• You can recite your mission statement in your sleep, and the tagline falls out your mouth like a reflex.
  • You can regurgitate statistics about your cause instantaneously.
  • You have compacted your vision and mission into 7 words or a 15 second elevator pitch.

Sometimes it can be really helpful to address your reasons for being here in a different way with different words. It can be all too easy to trot out your usual lines and conversation without really thinking about what those words mean.

Let’s go back to why anyone bothered to start your organization in the first place:

  • What was the problem was your agency created to address?
  • What were the ways you were going to solve those problems?
  • How were you going to implement those plans: who was going to do what, when and where?

 The Top Three
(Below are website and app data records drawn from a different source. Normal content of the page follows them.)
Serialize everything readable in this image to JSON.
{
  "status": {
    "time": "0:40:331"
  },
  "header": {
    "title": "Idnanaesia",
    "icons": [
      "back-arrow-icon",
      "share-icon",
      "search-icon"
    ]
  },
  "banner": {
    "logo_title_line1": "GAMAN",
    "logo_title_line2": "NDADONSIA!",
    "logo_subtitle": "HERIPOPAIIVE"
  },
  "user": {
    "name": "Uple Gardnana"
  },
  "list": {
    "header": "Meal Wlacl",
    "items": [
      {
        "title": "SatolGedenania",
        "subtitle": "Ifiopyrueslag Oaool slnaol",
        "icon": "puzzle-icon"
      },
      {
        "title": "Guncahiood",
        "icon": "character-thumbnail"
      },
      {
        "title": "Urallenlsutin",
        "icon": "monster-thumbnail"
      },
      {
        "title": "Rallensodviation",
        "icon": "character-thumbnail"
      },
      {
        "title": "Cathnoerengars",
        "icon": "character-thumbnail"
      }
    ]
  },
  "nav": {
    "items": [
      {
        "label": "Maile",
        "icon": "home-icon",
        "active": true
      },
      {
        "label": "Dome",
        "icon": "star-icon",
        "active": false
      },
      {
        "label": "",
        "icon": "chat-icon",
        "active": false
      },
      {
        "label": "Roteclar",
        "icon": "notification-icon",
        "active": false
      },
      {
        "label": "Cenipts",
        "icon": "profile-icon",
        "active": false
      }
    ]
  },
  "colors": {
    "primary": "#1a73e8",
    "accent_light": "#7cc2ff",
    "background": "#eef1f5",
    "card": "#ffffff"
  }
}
  • Who are three people who are utterly critical to your operation?
  • What are the top three programs your organization has going on right now?
  • What are the three most important things you have to do each day, each month, each quarter and each year?

Why Does this Matter?
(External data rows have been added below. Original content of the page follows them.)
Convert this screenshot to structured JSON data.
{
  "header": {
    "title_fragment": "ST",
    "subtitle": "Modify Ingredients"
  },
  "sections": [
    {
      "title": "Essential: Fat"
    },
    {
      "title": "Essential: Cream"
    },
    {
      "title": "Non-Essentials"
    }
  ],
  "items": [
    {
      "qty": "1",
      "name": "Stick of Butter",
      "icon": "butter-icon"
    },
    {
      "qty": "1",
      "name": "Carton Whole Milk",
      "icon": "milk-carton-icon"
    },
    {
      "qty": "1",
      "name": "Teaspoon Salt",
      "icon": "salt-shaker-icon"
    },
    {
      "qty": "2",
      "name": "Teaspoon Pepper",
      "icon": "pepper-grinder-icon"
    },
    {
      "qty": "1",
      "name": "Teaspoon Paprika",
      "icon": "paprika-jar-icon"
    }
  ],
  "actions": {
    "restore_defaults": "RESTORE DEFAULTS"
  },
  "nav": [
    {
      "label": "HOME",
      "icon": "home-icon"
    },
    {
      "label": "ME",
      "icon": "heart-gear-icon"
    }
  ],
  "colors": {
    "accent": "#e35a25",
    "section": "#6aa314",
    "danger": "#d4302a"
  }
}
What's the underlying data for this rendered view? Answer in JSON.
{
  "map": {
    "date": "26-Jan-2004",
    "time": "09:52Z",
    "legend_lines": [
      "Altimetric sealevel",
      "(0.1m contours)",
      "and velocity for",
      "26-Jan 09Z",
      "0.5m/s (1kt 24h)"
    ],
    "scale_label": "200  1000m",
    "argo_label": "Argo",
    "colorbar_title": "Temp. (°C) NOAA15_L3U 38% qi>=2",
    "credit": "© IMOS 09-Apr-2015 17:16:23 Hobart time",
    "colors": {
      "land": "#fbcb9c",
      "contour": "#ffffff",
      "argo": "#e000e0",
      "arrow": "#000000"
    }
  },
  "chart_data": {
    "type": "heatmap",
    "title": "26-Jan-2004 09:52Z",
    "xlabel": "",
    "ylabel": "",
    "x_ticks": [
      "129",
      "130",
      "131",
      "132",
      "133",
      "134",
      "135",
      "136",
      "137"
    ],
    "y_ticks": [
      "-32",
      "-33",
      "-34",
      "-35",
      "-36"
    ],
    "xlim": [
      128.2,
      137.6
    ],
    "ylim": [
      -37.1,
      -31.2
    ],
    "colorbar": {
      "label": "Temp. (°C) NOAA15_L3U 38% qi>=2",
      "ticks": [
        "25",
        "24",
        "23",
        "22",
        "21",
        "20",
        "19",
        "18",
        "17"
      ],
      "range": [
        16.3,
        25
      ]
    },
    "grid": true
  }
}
When I listen and hear about board, staff and volunteer problems and disconnections, it often seems as if the problems have gone astray from why you are all working so hard in the first place. Sometimes the problems can be found in the most basic of places, a fundamental understanding of who you are and what you want to do.
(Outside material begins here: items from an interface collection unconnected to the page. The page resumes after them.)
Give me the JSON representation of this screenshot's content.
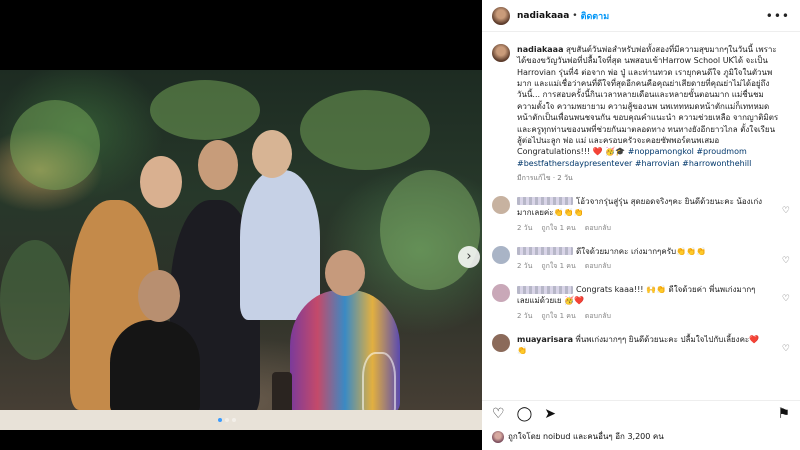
{
  "post": {
    "username": "nadiakaaa",
    "separator": "•",
    "follow_label": "ติดตาม",
    "more_label": "•••",
    "caption_user": "nadiakaaa",
    "caption_text": "สุขสันต์วันพ่อสำหรับพ่อทั้งสองที่มีความสุขมากๆในวันนี้ เพราะได้ของขวัญวันพ่อที่ปลื้มใจที่สุด นพสอบเข้าHarrow School UKได้ จะเป็น Harrovian รุ่นที่4 ต่อจาก พ่อ ปู่ และท่านทวด เรายุกคนดีใจ ภูมิใจในตัวนพมาก และแม่เชื่อว่าคนที่ดีใจที่สุดอีกคนคือคุณย่าเสียดายที่คุณย่าไม่ได้อยู่ถึงวันนี้... การสอบครั้งนี้กินเวลาหลายเดือนและหลายขั้นตอนมาก แม่ชื่นชมความตั้งใจ ความพยายาม ความสู้ของนพ นพเททหมดหน้าตักแม่ก็เททหมดหน้าตักเป็นเพื่อนพนชจนกัน ขอบคุณคำแนะนำ ความช่วยเหลือ จากญาติมิตร และครูทุกท่านของนพที่ช่วยกันมาตลอดทาง ทนทางยังอีกยาวไกล ตั้งใจเรียนสู้ต่อไปนะลูก พ่อ แม่ และครอบครัวจะคอยซัพพอร์ตนพเสมอ Congratulations!!! ❤️ 🥳🎓",
    "hashtags": "#noppamongkol #proudmom #bestfathersdaypresentever #harrovian #harrowonthehill",
    "edited_label": "มีการแก้ไข · 2 วัน"
  },
  "comments": [
    {
      "text": "โอ้วจากรุ่นสู่รุ่น สุดยอดจริงๆคะ ยินดีด้วยนะคะ น้องเก่งมากเลยค่ะ👏👏👏",
      "time": "2 วัน",
      "likes": "ถูกใจ 1 คน",
      "reply": "ตอบกลับ",
      "avatar_color": "#c7b2a0"
    },
    {
      "text": "ดีใจด้วยมากคะ เก่งมากๆครับ👏👏👏",
      "time": "2 วัน",
      "likes": "ถูกใจ 1 คน",
      "reply": "ตอบกลับ",
      "avatar_color": "#a9b4c6"
    },
    {
      "text": "Congrats kaaa!!! 🙌👏 ดีใจด้วยค่า พี่นพเก่งมากๆเลยแม่ด้วยเย 🥳❤️",
      "time": "2 วัน",
      "likes": "ถูกใจ 1 คน",
      "reply": "ตอบกลับ",
      "avatar_color": "#c9a8b8"
    },
    {
      "user": "muayarisara",
      "text": "พี่นพเก่งมากๆๆ ยินดีด้วยนะคะ ปลื้มใจไปกับเลี้ยงคะ❤️ 👏",
      "avatar_color": "#8b6a5a"
    }
  ],
  "actions": {
    "like_icon": "♡",
    "comment_icon": "◯",
    "share_icon": "➤",
    "save_icon": "⚑"
  },
  "likes": {
    "text": "ถูกใจโดย noibud และคนอื่นๆ อีก 3,200 คน"
  },
  "carousel": {
    "next_label": "›"
  }
}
At your next board meeting, start off with a short, time limited, discussion of your mission, purpose and practices. Listen carefully to what people say- it may be very illuminating. Then, at the end of the meeting, revisit those questions after all the business has been done.

It can be tough to make those constantly tough choices when time and resources are so stretched; reviewing your place in space can help you sort out priorities.  

  • When I may want to strangle a volunteer, I remember it is the kittens that we are working together to benefit;
  • When the development director tells me she is burnt, we remember the kids who depend on us to provide for them;
  • When I feel too tired to carry on, I remember why I chose this work, I take a break and then go right back to it.  

Recall your purpose and how important your work is, you exist for a reason.  If you need some help framing your questions, just call, we know how it can be.